Q&A with Dr. Jeffrey Kleis, DPM

July 17, 2019  |  By Elise Hamann

Dr. Kleis Successfully Treats Diabetic Neuropathy with EPAT

For patients with diabetic neuropathy, EPAT (Extracorporeal Pulse Activation Technology) provides considerable relief. It works so well that, for physicians like Jeffery Kleis, DPM, it's become the standard treatment his patients rely on to treat their pain.  

With over 25 years’ experience, Dr. Kleis believes in utilizing advanced technology and less invasive options to treat foot problems whenever possible. We recently sat down with him to discuss how he uses shock wave therapy to treat diabetic neuropathy.

Q: What are the causes and symptoms of neuropathy?

kleis1A: Neuropathy is a common problem primarily for diabetics, but it can also occur due to chemotherapy, alcoholism and exposure to heavy metals. Other times, we can’t find a direct cause for this type of nerve damage.

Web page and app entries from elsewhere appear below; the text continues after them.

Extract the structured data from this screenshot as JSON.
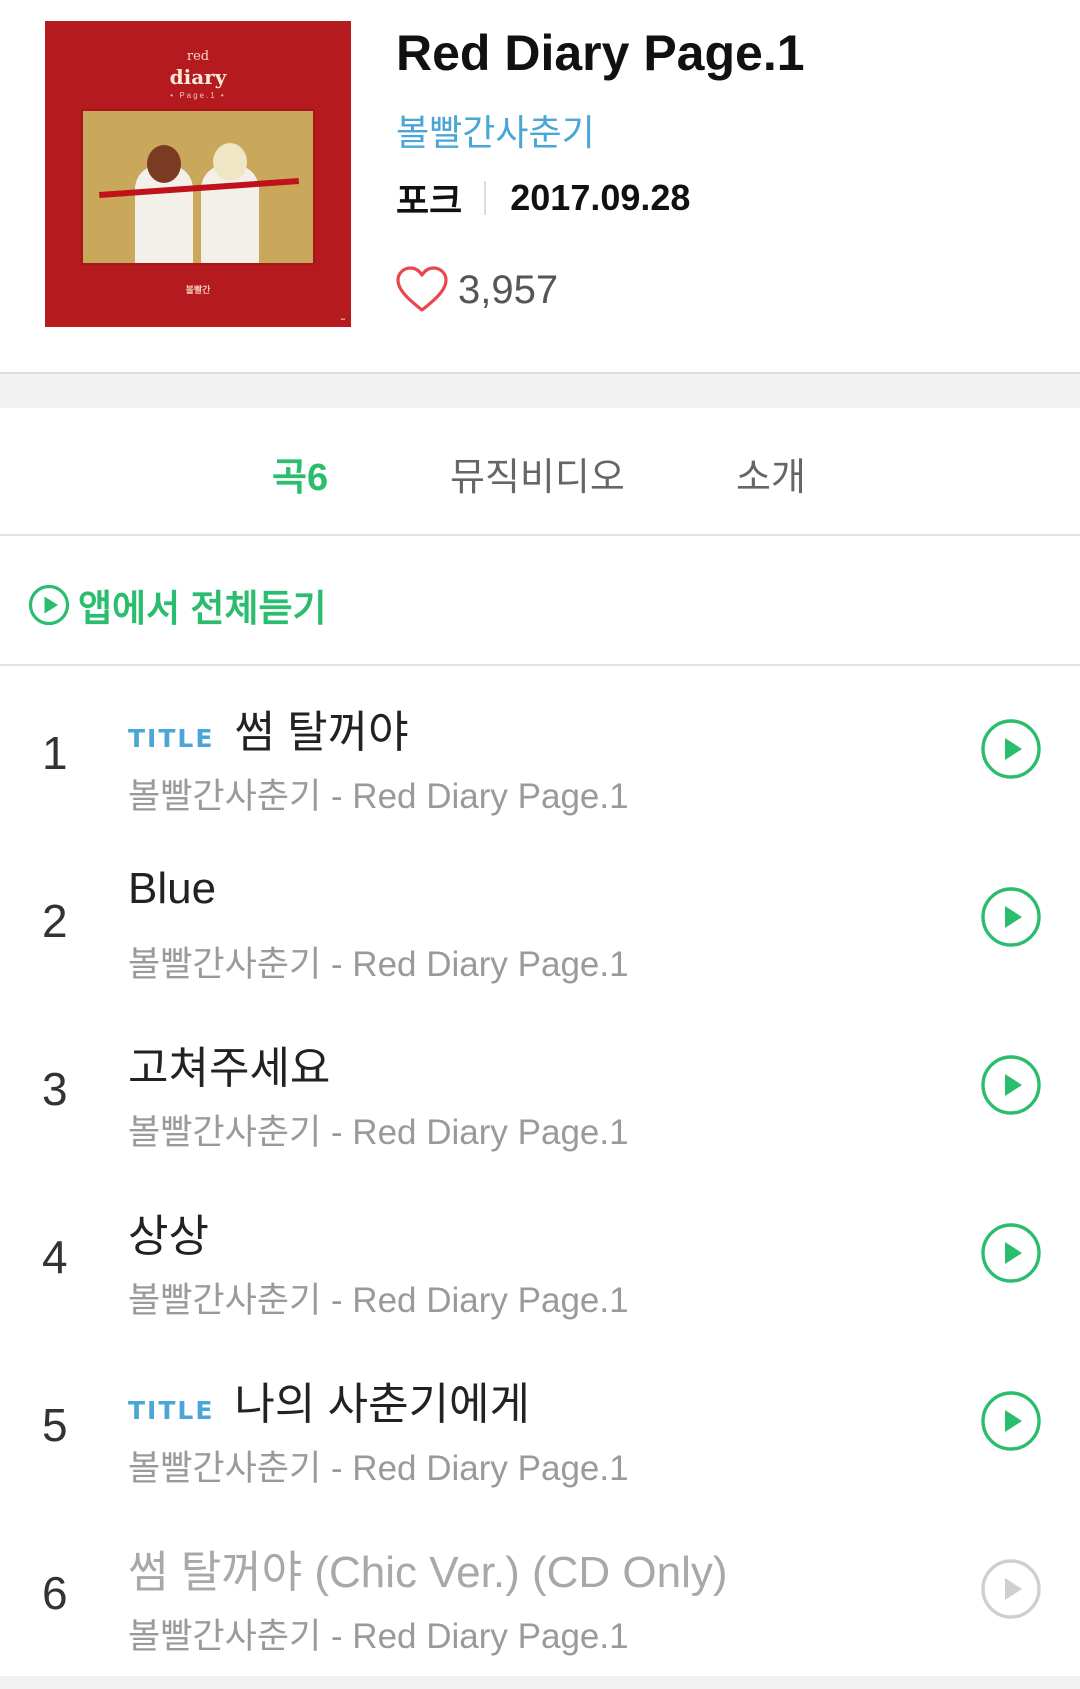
{
  "album": {
    "title": "Red Diary Page.1",
    "artist": "볼빨간사춘기",
    "genre": "포크",
    "release_date": "2017.09.28",
    "likes": "3,957",
    "cover": {
      "colors": {
        "background": "#b51a1e",
        "photo": "#c9a75b"
      }
    }
  },
  "tabs": [
    {
      "label": "곡",
      "count": "6",
      "active": true
    },
    {
      "label": "뮤직비디오",
      "active": false
    },
    {
      "label": "소개",
      "active": false
    }
  ],
  "play_all": {
    "label": "앱에서 전체듣기",
    "icon": "play-circle-icon"
  },
  "tracks": [
    {
      "number": "1",
      "badge": "TITLE",
      "title": "썸 탈꺼야",
      "subtitle": "볼빨간사춘기 - Red Diary Page.1",
      "playable": true
    },
    {
      "number": "2",
      "badge": "",
      "title": "Blue",
      "subtitle": "볼빨간사춘기 - Red Diary Page.1",
      "playable": true
    },
    {
      "number": "3",
      "badge": "",
      "title": "고쳐주세요",
      "subtitle": "볼빨간사춘기 - Red Diary Page.1",
      "playable": true
    },
    {
      "number": "4",
      "badge": "",
      "title": "상상",
      "subtitle": "볼빨간사춘기 - Red Diary Page.1",
      "playable": true
    },
    {
      "number": "5",
      "badge": "TITLE",
      "title": "나의 사춘기에게",
      "subtitle": "볼빨간사춘기 - Red Diary Page.1",
      "playable": true
    },
    {
      "number": "6",
      "badge": "",
      "title": "썸 탈꺼야 (Chic Ver.) (CD Only)",
      "subtitle": "볼빨간사춘기 - Red Diary Page.1",
      "playable": false
    }
  ],
  "colors": {
    "accent_green": "#2bbd6e",
    "artist_blue": "#4aa6d6",
    "heart_red": "#e8474f",
    "disabled_gray": "#cfcfcf"
  }
}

In terms of symptoms, some people experience numbness or tingling. Others have burning or severe pain with super sensitivity when they walk. Pain can be so severe that it keeps patients awake at night. 

Q: Why is EPAT a good treatment option?

A: Before I started using EPAT, there weren’t a lot of good treatment options out there. Oral medications like Neurontin can help control symptoms, but they have side effects like drowsiness so a lot of people can’t take them, particularly during the day. 

Q: How long have you been using EPAT to treat diabetic neuropathy?

A: We’ve been treating neuropathy with EPAT for the past eight years. I bought my device from CuraMedix in 2011 and we use it on a daily basis. 

Q: What does a typical treatment protocol look like?

kleis2-2A: Usually we’ll do a trial of EPAT treatment weekly or every other week. We use 1,500 to 2,000 pulses per foot which takes just a few minutes. If patients respond after three or four treatments, we continue, usually every two weeks, until they reach the maximum benefit. Then they come in every four to six weeks to help them maintain the results. 

Q: How do you know that treatment is working?

A: We chart patient progress using the visual pain scale to measure changes in pain level. Of the 15 or so patients we treat every week, I’d say that 90% are reporting a significant improvement from EPAT treatment. Equally important, I don’t think I’ve ever had a patient who said their symptoms worsened after EPAT. 

I’ve also had patients, for whatever reason, stop coming in for EPAT and their neuropathy got significantly worse. The good news is when treatment is resumed, they experience relief again. 

Q: Do you use any other treatment options instead of or in conjunction with EPAT?

A: In addition to EPAT, we also offer laser treatment for neuropathy. However, I would say that, for patients that have had both laser and EPAT treatments, at least nine times out of 10, patients prefer EPAT for the increased relief it provides. 

kleis3-2Q: How do patients respond? 

A: Patients love it. It lessens their symptoms tremendously which helps them function better and have a higher quality of life. We’ve also helped a lot of patients get off medication which they appreciate. Many say they actually look forward to coming in, because when the leave, their feet feel great. 

Q: What would you say to a physician who’s considering purchasing an EPAT device?

A: It’s an expense, but it’s also a purchase you won’t regret. Patients respond favorably and physicians like to refer for it because it works, it’s not invasive and has no side effects. It’s also an effective treatment for a variety of other pathologies we see like plantar fasciitis, Achilles tendinitis and wound care. I’ve used my device to treat so many patients over the years that I only wish I had purchased it sooner.    

Don’t miss our related article, What Is the EPAT Protocol for Diabetic Neuropathy?

Interested in Learning More About EPAT/ESWT?

Dr. Kleis’s experience is not unique. EPAT/ESWT is evidence-based and clinically proven to treat pain. Want to learn more? Download this highly informative white paper, The Art of Shockwave.   

shock wave


Topics: EPAT, Neuropathy